Requirement
A word-for-word copy of the records is needed, with every picture left out.

Input for this task below:

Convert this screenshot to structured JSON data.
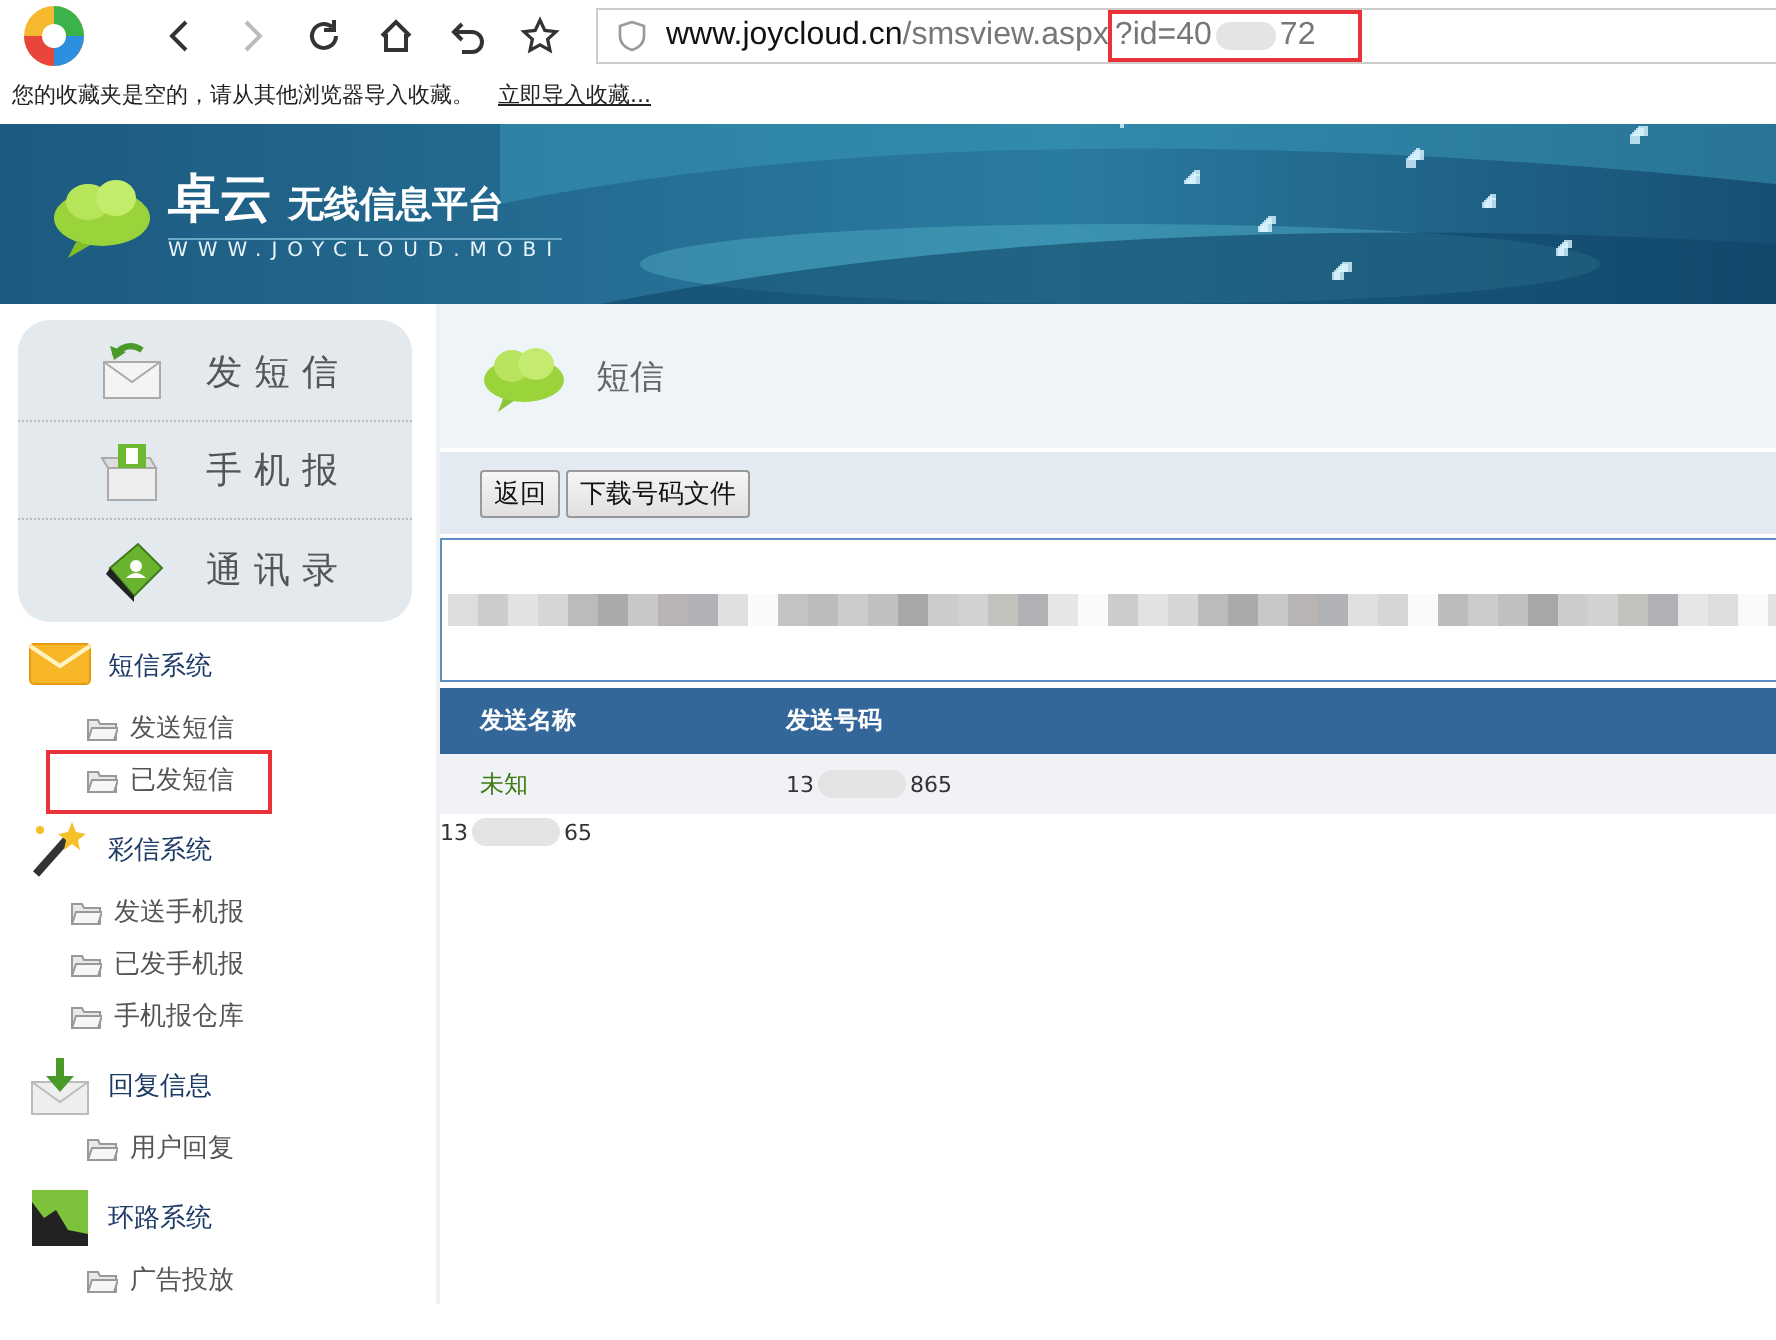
{
  "browser": {
    "url": {
      "host": "www.joycloud.cn",
      "path": "/smsview.aspx",
      "query": "?id=40",
      "tail": "72",
      "highlighted": true
    },
    "bookmarks_bar": {
      "message": "您的收藏夹是空的，请从其他浏览器导入收藏。",
      "link": "立即导入收藏..."
    }
  },
  "banner": {
    "brand": "卓云",
    "tagline": "无线信息平台",
    "site": "WWW.JOYCLOUD.MOBI"
  },
  "sidebar": {
    "quick_actions": [
      {
        "kind": "send",
        "label": "发短信"
      },
      {
        "kind": "box",
        "label": "手机报"
      },
      {
        "kind": "book",
        "label": "通讯录"
      }
    ],
    "groups": [
      {
        "kind": "mail",
        "label": "短信系统",
        "children": [
          {
            "label": "发送短信",
            "highlighted": false
          },
          {
            "label": "已发短信",
            "highlighted": true
          }
        ]
      },
      {
        "kind": "wand",
        "label": "彩信系统",
        "children": [
          {
            "label": "发送手机报",
            "highlighted": false
          },
          {
            "label": "已发手机报",
            "highlighted": false
          },
          {
            "label": "手机报仓库",
            "highlighted": false
          }
        ]
      },
      {
        "kind": "reply",
        "label": "回复信息",
        "children": [
          {
            "label": "用户回复",
            "highlighted": false
          }
        ]
      },
      {
        "kind": "chart",
        "label": "环路系统",
        "children": [
          {
            "label": "广告投放",
            "highlighted": false
          }
        ]
      }
    ]
  },
  "main": {
    "title": "短信",
    "buttons": [
      "返回",
      "下载号码文件"
    ],
    "table": {
      "columns": [
        "发送名称",
        "发送号码"
      ],
      "rows": [
        {
          "name": "未知",
          "number_start": "13",
          "number_end": "865"
        }
      ]
    },
    "extra": {
      "number_start": "13",
      "number_end": "65"
    }
  }
}
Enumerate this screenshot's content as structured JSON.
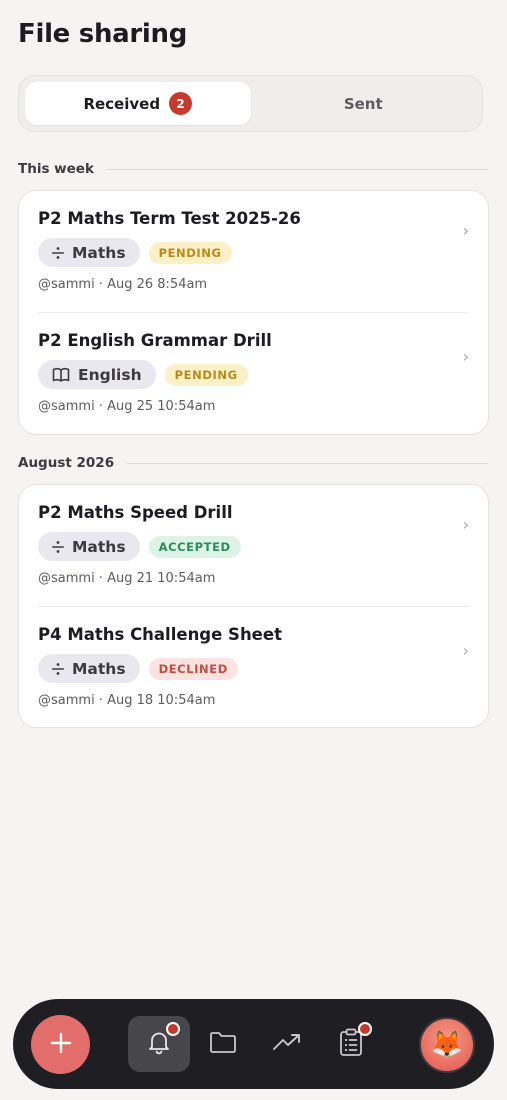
{
  "header": {
    "title": "File sharing"
  },
  "tabs": [
    {
      "label": "Received",
      "badge": "2",
      "active": true
    },
    {
      "label": "Sent",
      "active": false
    }
  ],
  "sections": [
    {
      "title": "This week",
      "items": [
        {
          "title": "P2 Maths Term Test 2025-26",
          "subject": "Maths",
          "subject_icon": "divide-icon",
          "status": "PENDING",
          "meta": "@sammi · Aug 26 8:54am"
        },
        {
          "title": "P2 English Grammar Drill",
          "subject": "English",
          "subject_icon": "book-icon",
          "status": "PENDING",
          "meta": "@sammi · Aug 25 10:54am"
        }
      ]
    },
    {
      "title": "August 2026",
      "items": [
        {
          "title": "P2 Maths Speed Drill",
          "subject": "Maths",
          "subject_icon": "divide-icon",
          "status": "ACCEPTED",
          "meta": "@sammi · Aug 21 10:54am"
        },
        {
          "title": "P4 Maths Challenge Sheet",
          "subject": "Maths",
          "subject_icon": "divide-icon",
          "status": "DECLINED",
          "meta": "@sammi · Aug 18 10:54am"
        }
      ]
    }
  ],
  "status_colors": {
    "PENDING": {
      "bg": "#fbf0c8",
      "fg": "#b88a17"
    },
    "ACCEPTED": {
      "bg": "#dcf3e6",
      "fg": "#2d8c5b"
    },
    "DECLINED": {
      "bg": "#fbe3e1",
      "fg": "#c94a3f"
    }
  },
  "bottom_nav": {
    "fab_icon": "plus-icon",
    "items": [
      {
        "icon": "bell-icon",
        "active": true,
        "notification": true
      },
      {
        "icon": "folder-icon",
        "active": false,
        "notification": false
      },
      {
        "icon": "trending-up-icon",
        "active": false,
        "notification": false
      },
      {
        "icon": "clipboard-list-icon",
        "active": false,
        "notification": true
      }
    ],
    "avatar": "🦊"
  },
  "colors": {
    "accent": "#c63a2d",
    "fab": "#e26d6a",
    "nav_bg": "#1f1e23"
  }
}
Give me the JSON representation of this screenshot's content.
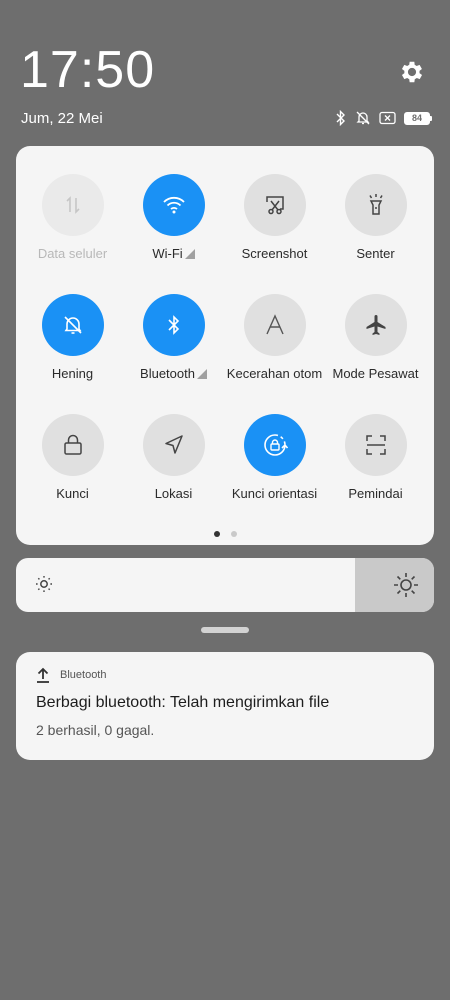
{
  "status": {
    "time": "17:50",
    "date": "Jum, 22 Mei",
    "battery": "84"
  },
  "quick_settings": {
    "tiles": [
      {
        "label": "Data seluler",
        "icon": "mobile-data-icon",
        "state": "disabled"
      },
      {
        "label": "Wi-Fi",
        "icon": "wifi-icon",
        "state": "on"
      },
      {
        "label": "Screenshot",
        "icon": "screenshot-icon",
        "state": "off"
      },
      {
        "label": "Senter",
        "icon": "flashlight-icon",
        "state": "off"
      },
      {
        "label": "Hening",
        "icon": "silent-bell-icon",
        "state": "on"
      },
      {
        "label": "Bluetooth",
        "icon": "bluetooth-icon",
        "state": "on"
      },
      {
        "label": "Kecerahan otom",
        "icon": "auto-brightness-icon",
        "state": "off"
      },
      {
        "label": "Mode Pesawat",
        "icon": "airplane-icon",
        "state": "off"
      },
      {
        "label": "Kunci",
        "icon": "lock-icon",
        "state": "off"
      },
      {
        "label": "Lokasi",
        "icon": "location-icon",
        "state": "off"
      },
      {
        "label": "Kunci orientasi",
        "icon": "rotation-lock-icon",
        "state": "on"
      },
      {
        "label": "Pemindai",
        "icon": "scanner-icon",
        "state": "off"
      }
    ],
    "page_indicator": {
      "pages": 2,
      "current": 1
    }
  },
  "brightness": {
    "level_fraction": 0.81
  },
  "notification": {
    "app": "Bluetooth",
    "title": "Berbagi bluetooth: Telah mengirimkan file",
    "text": "2 berhasil, 0 gagal."
  },
  "colors": {
    "background": "#6e6e6e",
    "panel": "#f5f5f5",
    "accent_on": "#1a91f5",
    "tile_off": "#e0e0e0"
  }
}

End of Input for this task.

Exercise output
Convert this screenshot to structured JSON data.
{
  "browser": {
    "url": {
      "host": "www.joycloud.cn",
      "path": "/smsview.aspx",
      "query": "?id=40",
      "tail": "72",
      "highlighted": true
    },
    "bookmarks_bar": {
      "message": "您的收藏夹是空的，请从其他浏览器导入收藏。",
      "link": "立即导入收藏..."
    }
  },
  "banner": {
    "brand": "卓云",
    "tagline": "无线信息平台",
    "site": "WWW.JOYCLOUD.MOBI"
  },
  "sidebar": {
    "quick_actions": [
      {
        "kind": "send",
        "label": "发短信"
      },
      {
        "kind": "box",
        "label": "手机报"
      },
      {
        "kind": "book",
        "label": "通讯录"
      }
    ],
    "groups": [
      {
        "kind": "mail",
        "label": "短信系统",
        "children": [
          {
            "label": "发送短信",
            "highlighted": false
          },
          {
            "label": "已发短信",
            "highlighted": true
          }
        ]
      },
      {
        "kind": "wand",
        "label": "彩信系统",
        "children": [
          {
            "label": "发送手机报",
            "highlighted": false
          },
          {
            "label": "已发手机报",
            "highlighted": false
          },
          {
            "label": "手机报仓库",
            "highlighted": false
          }
        ]
      },
      {
        "kind": "reply",
        "label": "回复信息",
        "children": [
          {
            "label": "用户回复",
            "highlighted": false
          }
        ]
      },
      {
        "kind": "chart",
        "label": "环路系统",
        "children": [
          {
            "label": "广告投放",
            "highlighted": false
          }
        ]
      }
    ]
  },
  "main": {
    "title": "短信",
    "buttons": [
      "返回",
      "下载号码文件"
    ],
    "table": {
      "columns": [
        "发送名称",
        "发送号码"
      ],
      "rows": [
        {
          "name": "未知",
          "number_start": "13",
          "number_end": "865"
        }
      ]
    },
    "extra": {
      "number_start": "13",
      "number_end": "65"
    }
  }
}
Enumerate this screenshot's content as structured JSON.
{
  "header": {
    "title": "File sharing"
  },
  "tabs": [
    {
      "label": "Received",
      "badge": "2",
      "active": true
    },
    {
      "label": "Sent",
      "active": false
    }
  ],
  "sections": [
    {
      "title": "This week",
      "items": [
        {
          "title": "P2 Maths Term Test 2025-26",
          "subject": "Maths",
          "subject_icon": "divide-icon",
          "status": "PENDING",
          "meta": "@sammi · Aug 26 8:54am"
        },
        {
          "title": "P2 English Grammar Drill",
          "subject": "English",
          "subject_icon": "book-icon",
          "status": "PENDING",
          "meta": "@sammi · Aug 25 10:54am"
        }
      ]
    },
    {
      "title": "August 2026",
      "items": [
        {
          "title": "P2 Maths Speed Drill",
          "subject": "Maths",
          "subject_icon": "divide-icon",
          "status": "ACCEPTED",
          "meta": "@sammi · Aug 21 10:54am"
        },
        {
          "title": "P4 Maths Challenge Sheet",
          "subject": "Maths",
          "subject_icon": "divide-icon",
          "status": "DECLINED",
          "meta": "@sammi · Aug 18 10:54am"
        }
      ]
    }
  ],
  "status_colors": {
    "PENDING": {
      "bg": "#fbf0c8",
      "fg": "#b88a17"
    },
    "ACCEPTED": {
      "bg": "#dcf3e6",
      "fg": "#2d8c5b"
    },
    "DECLINED": {
      "bg": "#fbe3e1",
      "fg": "#c94a3f"
    }
  },
  "bottom_nav": {
    "fab_icon": "plus-icon",
    "items": [
      {
        "icon": "bell-icon",
        "active": true,
        "notification": true
      },
      {
        "icon": "folder-icon",
        "active": false,
        "notification": false
      },
      {
        "icon": "trending-up-icon",
        "active": false,
        "notification": false
      },
      {
        "icon": "clipboard-list-icon",
        "active": false,
        "notification": true
      }
    ],
    "avatar": "🦊"
  },
  "colors": {
    "accent": "#c63a2d",
    "fab": "#e26d6a",
    "nav_bg": "#1f1e23"
  }
}
Give me the JSON representation of this screenshot's content.
{
  "status": {
    "time": "17:50",
    "date": "Jum, 22 Mei",
    "battery": "84"
  },
  "quick_settings": {
    "tiles": [
      {
        "label": "Data seluler",
        "icon": "mobile-data-icon",
        "state": "disabled"
      },
      {
        "label": "Wi-Fi",
        "icon": "wifi-icon",
        "state": "on"
      },
      {
        "label": "Screenshot",
        "icon": "screenshot-icon",
        "state": "off"
      },
      {
        "label": "Senter",
        "icon": "flashlight-icon",
        "state": "off"
      },
      {
        "label": "Hening",
        "icon": "silent-bell-icon",
        "state": "on"
      },
      {
        "label": "Bluetooth",
        "icon": "bluetooth-icon",
        "state": "on"
      },
      {
        "label": "Kecerahan otom",
        "icon": "auto-brightness-icon",
        "state": "off"
      },
      {
        "label": "Mode Pesawat",
        "icon": "airplane-icon",
        "state": "off"
      },
      {
        "label": "Kunci",
        "icon": "lock-icon",
        "state": "off"
      },
      {
        "label": "Lokasi",
        "icon": "location-icon",
        "state": "off"
      },
      {
        "label": "Kunci orientasi",
        "icon": "rotation-lock-icon",
        "state": "on"
      },
      {
        "label": "Pemindai",
        "icon": "scanner-icon",
        "state": "off"
      }
    ],
    "page_indicator": {
      "pages": 2,
      "current": 1
    }
  },
  "brightness": {
    "level_fraction": 0.81
  },
  "notification": {
    "app": "Bluetooth",
    "title": "Berbagi bluetooth: Telah mengirimkan file",
    "text": "2 berhasil, 0 gagal."
  },
  "colors": {
    "background": "#6e6e6e",
    "panel": "#f5f5f5",
    "accent_on": "#1a91f5",
    "tile_off": "#e0e0e0"
  }
}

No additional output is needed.